§ TASK INPUT:
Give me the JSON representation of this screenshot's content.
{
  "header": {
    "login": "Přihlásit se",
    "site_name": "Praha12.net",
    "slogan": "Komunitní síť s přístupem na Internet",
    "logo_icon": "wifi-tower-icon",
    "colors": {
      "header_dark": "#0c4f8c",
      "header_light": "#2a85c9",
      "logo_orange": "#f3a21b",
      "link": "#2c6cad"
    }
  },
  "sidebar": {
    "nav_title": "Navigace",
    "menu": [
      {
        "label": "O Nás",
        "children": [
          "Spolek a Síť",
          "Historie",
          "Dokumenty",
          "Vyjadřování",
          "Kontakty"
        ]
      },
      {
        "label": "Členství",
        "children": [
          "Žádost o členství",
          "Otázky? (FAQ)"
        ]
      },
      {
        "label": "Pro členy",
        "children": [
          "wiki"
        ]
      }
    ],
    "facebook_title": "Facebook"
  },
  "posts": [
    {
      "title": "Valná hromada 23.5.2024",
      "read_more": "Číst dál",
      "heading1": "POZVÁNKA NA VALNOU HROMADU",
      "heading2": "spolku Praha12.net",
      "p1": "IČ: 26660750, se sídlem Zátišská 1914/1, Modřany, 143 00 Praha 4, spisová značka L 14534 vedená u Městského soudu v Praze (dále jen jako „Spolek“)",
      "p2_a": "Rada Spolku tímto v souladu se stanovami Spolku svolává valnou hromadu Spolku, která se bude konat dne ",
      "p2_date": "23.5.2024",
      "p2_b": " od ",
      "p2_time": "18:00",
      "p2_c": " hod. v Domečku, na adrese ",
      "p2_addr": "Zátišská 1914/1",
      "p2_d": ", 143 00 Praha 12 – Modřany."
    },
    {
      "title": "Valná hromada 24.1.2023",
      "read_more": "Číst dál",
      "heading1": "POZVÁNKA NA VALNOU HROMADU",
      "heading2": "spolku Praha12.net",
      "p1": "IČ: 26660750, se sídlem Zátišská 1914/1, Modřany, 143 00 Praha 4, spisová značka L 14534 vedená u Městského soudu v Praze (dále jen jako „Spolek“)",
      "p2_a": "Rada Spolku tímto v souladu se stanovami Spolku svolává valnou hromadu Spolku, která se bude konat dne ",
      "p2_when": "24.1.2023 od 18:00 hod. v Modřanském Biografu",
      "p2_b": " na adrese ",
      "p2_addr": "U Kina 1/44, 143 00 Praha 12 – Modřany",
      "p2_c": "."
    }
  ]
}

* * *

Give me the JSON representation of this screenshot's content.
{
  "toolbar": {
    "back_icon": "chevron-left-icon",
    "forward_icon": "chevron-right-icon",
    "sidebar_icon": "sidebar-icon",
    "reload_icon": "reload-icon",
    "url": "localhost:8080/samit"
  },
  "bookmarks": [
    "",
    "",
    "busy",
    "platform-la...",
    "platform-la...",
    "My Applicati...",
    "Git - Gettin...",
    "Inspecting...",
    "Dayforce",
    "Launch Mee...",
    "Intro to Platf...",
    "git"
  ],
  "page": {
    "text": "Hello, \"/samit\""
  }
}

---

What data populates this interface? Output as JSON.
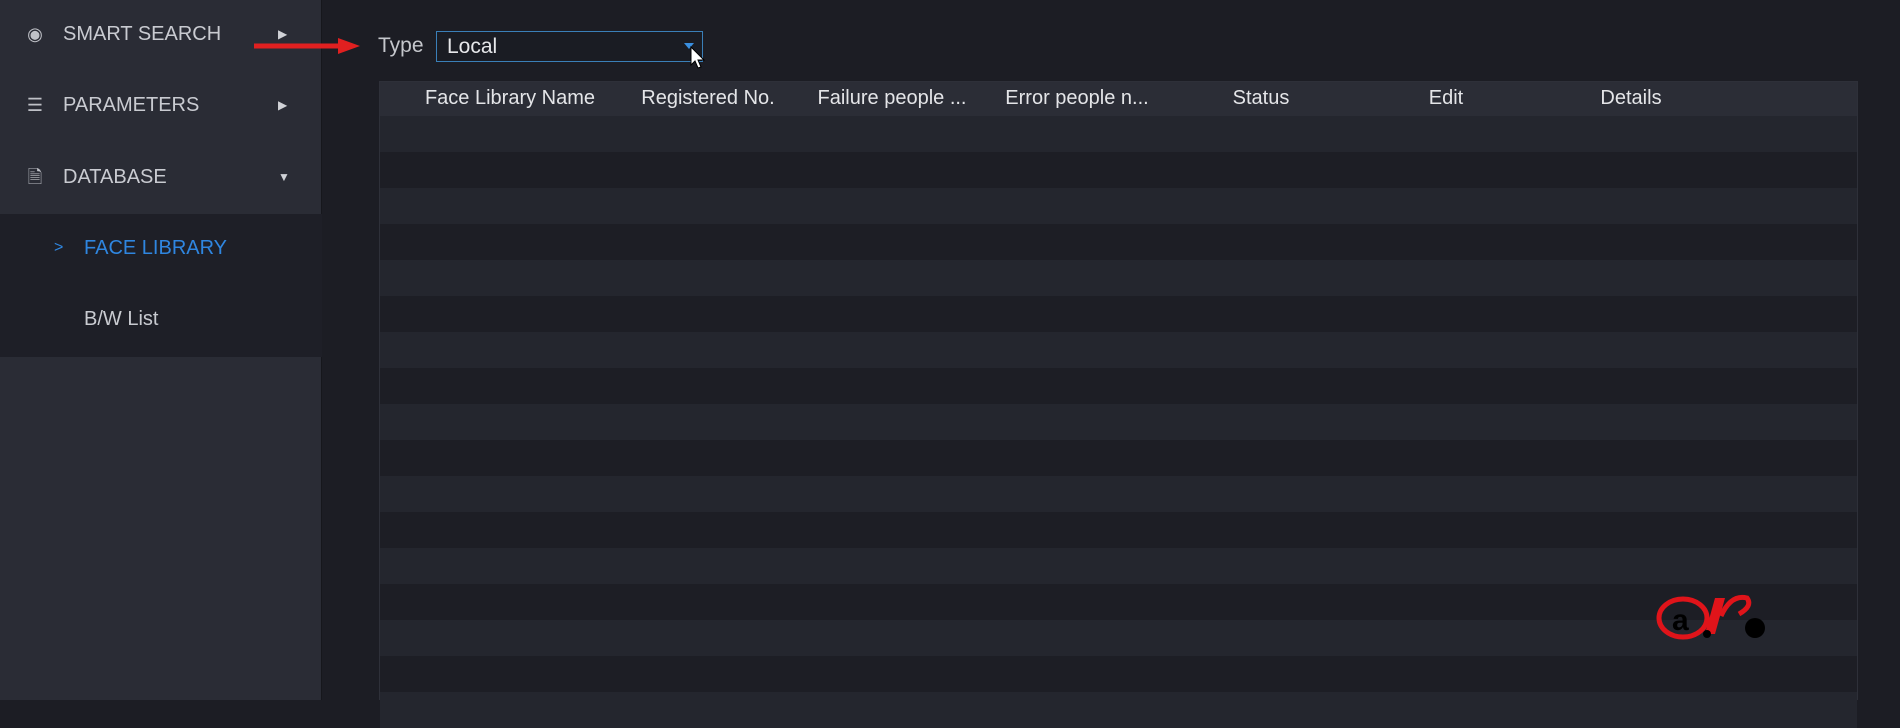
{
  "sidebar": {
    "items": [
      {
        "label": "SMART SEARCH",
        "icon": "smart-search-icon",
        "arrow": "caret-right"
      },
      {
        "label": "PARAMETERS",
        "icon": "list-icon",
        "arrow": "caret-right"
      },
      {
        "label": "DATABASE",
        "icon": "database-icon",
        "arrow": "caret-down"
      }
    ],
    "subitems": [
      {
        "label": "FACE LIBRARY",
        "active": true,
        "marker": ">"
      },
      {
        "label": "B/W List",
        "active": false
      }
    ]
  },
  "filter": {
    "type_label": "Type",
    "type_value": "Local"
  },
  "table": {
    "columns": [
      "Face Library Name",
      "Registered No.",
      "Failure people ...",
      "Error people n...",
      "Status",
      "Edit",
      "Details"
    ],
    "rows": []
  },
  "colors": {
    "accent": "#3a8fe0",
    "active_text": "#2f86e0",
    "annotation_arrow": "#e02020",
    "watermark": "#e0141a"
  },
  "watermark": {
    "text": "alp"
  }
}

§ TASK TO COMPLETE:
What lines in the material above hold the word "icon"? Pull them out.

§ RESPONSE:
    "logo_icon": "wifi-tower-icon",
    "back_icon": "chevron-left-icon",
    "forward_icon": "chevron-right-icon",
    "sidebar_icon": "sidebar-icon",
    "reload_icon": "reload-icon",
        "icon": "smart-search-icon",
        "icon": "list-icon",
        "icon": "database-icon",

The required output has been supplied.